Most Western intelligence agencies with a presence in Pakistan incline to view that some members of all three communities may have had a hand in the US operation which was essentially the outcome of a quid pro quo deal with the Obama administration and the CIA, whose broad terms are disclosed here:
We turn Osama bin Laden over, you terminate him and together we can embark on the road toward ending the Afghanistan war.
In the next part of the scenario, Pakistani military intelligence undertakes to bring the Taliban to the table for negotiating the war's conclusion. In return, the US and Afghanistan will guarantee to support Pakistan's interests in Kabul.
This would entail Washington and Kabul abandoning their evenhanded policy in the contest between Pakistan and India for influence in the war-torn country and throw their weight behind Islamabad.
Monday, April 25, a week before the Bin Laden raid, the head of Pakistan's Army Staff, Gen. Ashfaq Parvez Kayani, took part in the "passing out parade" at the prestigious Kakul military academy in Abbottabad, Pakistan's West Point. The reviewing stand on which he stood was 400 meters from the bin Laden villa.
Addressing the ceremony, Kayani said the "back of terrorism" in Pakistan had been broken, thanks to the sacrifices of Pakistan's soldiers.

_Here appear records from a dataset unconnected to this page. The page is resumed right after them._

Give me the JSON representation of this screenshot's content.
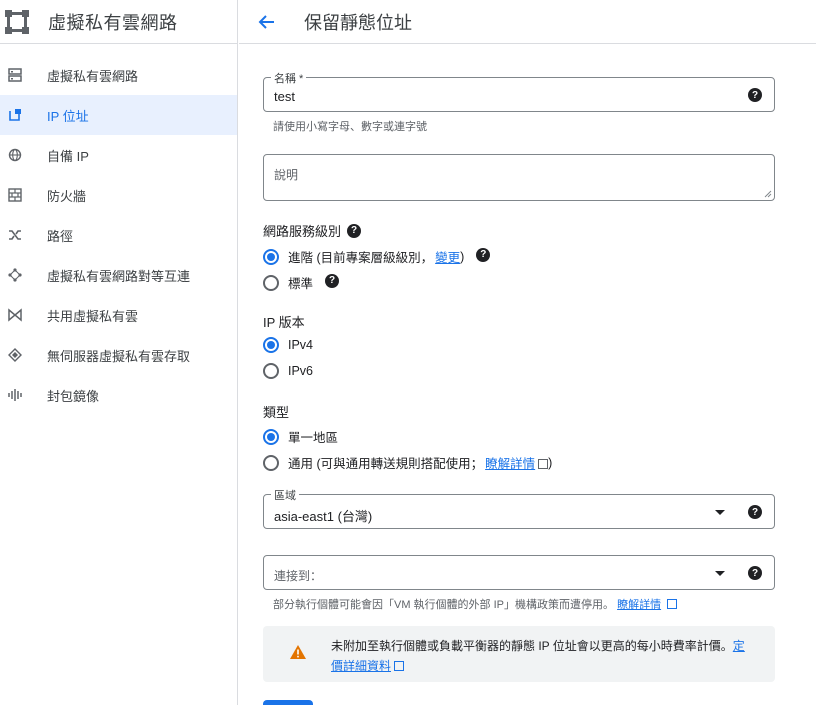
{
  "sidebar": {
    "title": "虛擬私有雲網路",
    "items": [
      {
        "label": "虛擬私有雲網路",
        "icon": "vpc-network-icon",
        "active": false
      },
      {
        "label": "IP 位址",
        "icon": "ip-address-icon",
        "active": true
      },
      {
        "label": "自備 IP",
        "icon": "globe-icon",
        "active": false
      },
      {
        "label": "防火牆",
        "icon": "firewall-icon",
        "active": false
      },
      {
        "label": "路徑",
        "icon": "routes-icon",
        "active": false
      },
      {
        "label": "虛擬私有雲網路對等互連",
        "icon": "peering-icon",
        "active": false
      },
      {
        "label": "共用虛擬私有雲",
        "icon": "shared-vpc-icon",
        "active": false
      },
      {
        "label": "無伺服器虛擬私有雲存取",
        "icon": "serverless-icon",
        "active": false
      },
      {
        "label": "封包鏡像",
        "icon": "packet-mirroring-icon",
        "active": false
      }
    ]
  },
  "header": {
    "title": "保留靜態位址"
  },
  "form": {
    "name": {
      "label": "名稱 *",
      "value": "test",
      "hint": "請使用小寫字母、數字或連字號"
    },
    "description": {
      "placeholder": "說明"
    },
    "tier": {
      "title": "網路服務級別",
      "options": [
        {
          "label": "進階 (目前專案層級級別，",
          "link": "變更",
          "suffix": ")",
          "checked": true
        },
        {
          "label": "標準",
          "checked": false
        }
      ]
    },
    "ip_version": {
      "title": "IP 版本",
      "options": [
        {
          "label": "IPv4",
          "checked": true
        },
        {
          "label": "IPv6",
          "checked": false
        }
      ]
    },
    "type": {
      "title": "類型",
      "options": [
        {
          "label": "單一地區",
          "checked": true
        },
        {
          "label": "通用 (可與通用轉送規則搭配使用；",
          "link": "瞭解詳情",
          "suffix": ")",
          "checked": false
        }
      ]
    },
    "region": {
      "label": "區域",
      "value": "asia-east1 (台灣)"
    },
    "attach": {
      "placeholder": "連接到：",
      "hint": "部分執行個體可能會因「VM 執行個體的外部 IP」機構政策而遭停用。",
      "hint_link": "瞭解詳情"
    },
    "warning": {
      "text": "未附加至執行個體或負載平衡器的靜態 IP 位址會以更高的每小時費率計價。",
      "link": "定價詳細資料"
    }
  },
  "colors": {
    "accent": "#1a73e8",
    "warning": "#e37400",
    "active_bg": "#e8f0fe"
  }
}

A formula emerging for ending the Afghan War
The impression gained in many Western intelligence circles was that Gen. Kayani knew that the al Qaeda leader's end was near and chose his words to correspond with the line Islamabad has taken since the event. He is also believed to have used his visit to Abbottabad for a last inspection to make sure that the US raid went smoothly.
Those circles point tellingly to the visit Pakistani Prime Minister Yousuf Raza Gilani, Gen. Kayani and ISI Director-General Ahmed Shuja Pasha paid to Kabul, Saturday, April 16, three weeks before the Abbottabad operation. This top-level Pakistani party is believed to have tied up the last ends of the deal between the three partners, the US, Pakistan and the Afghan government, the trigger for which was to be the death of the al Qaeda leader.
From the American perspective, his death achieved the objective for which the US went to war in Afghanistan in 2001straight after al Qaeda's 9/11 attacks on America: Osama bin Laden, who masterminded those attacks after first trying and failing to destroy New York's Twin Towers in 1993, the evil genius of global jihadist terror, was dead at the hands of American troops. Even the high command which had supported him in Afghanistan and Pakistan had more or less broken up.
And so, President Obama is free to set a tight timeline for bringing American troops home.
The deal has placed Afghan President Hamid Karzai within reach of his goals of getting US and NATO forces out of his country and forming a power-sharing government with the Taliban.
The next move in the game is up to Islamabad: The Taliban's hard core leaders, headed by Mullah Omar, have yet to be brought to the negotiating table, a maneuver that will require time and delicate handling.
Much will depend on whether Taliban decides to stage a major attack to avenge the death of the al Qaeda leader or leaves it to another ally or branch of bin Laden's organization.
If Taliban opts for revenge against the Americans who killed its close ally and partner instead of diplomacy, the White House's plan will be thrown off course and the Afghan War will continue with greater intensity than ever.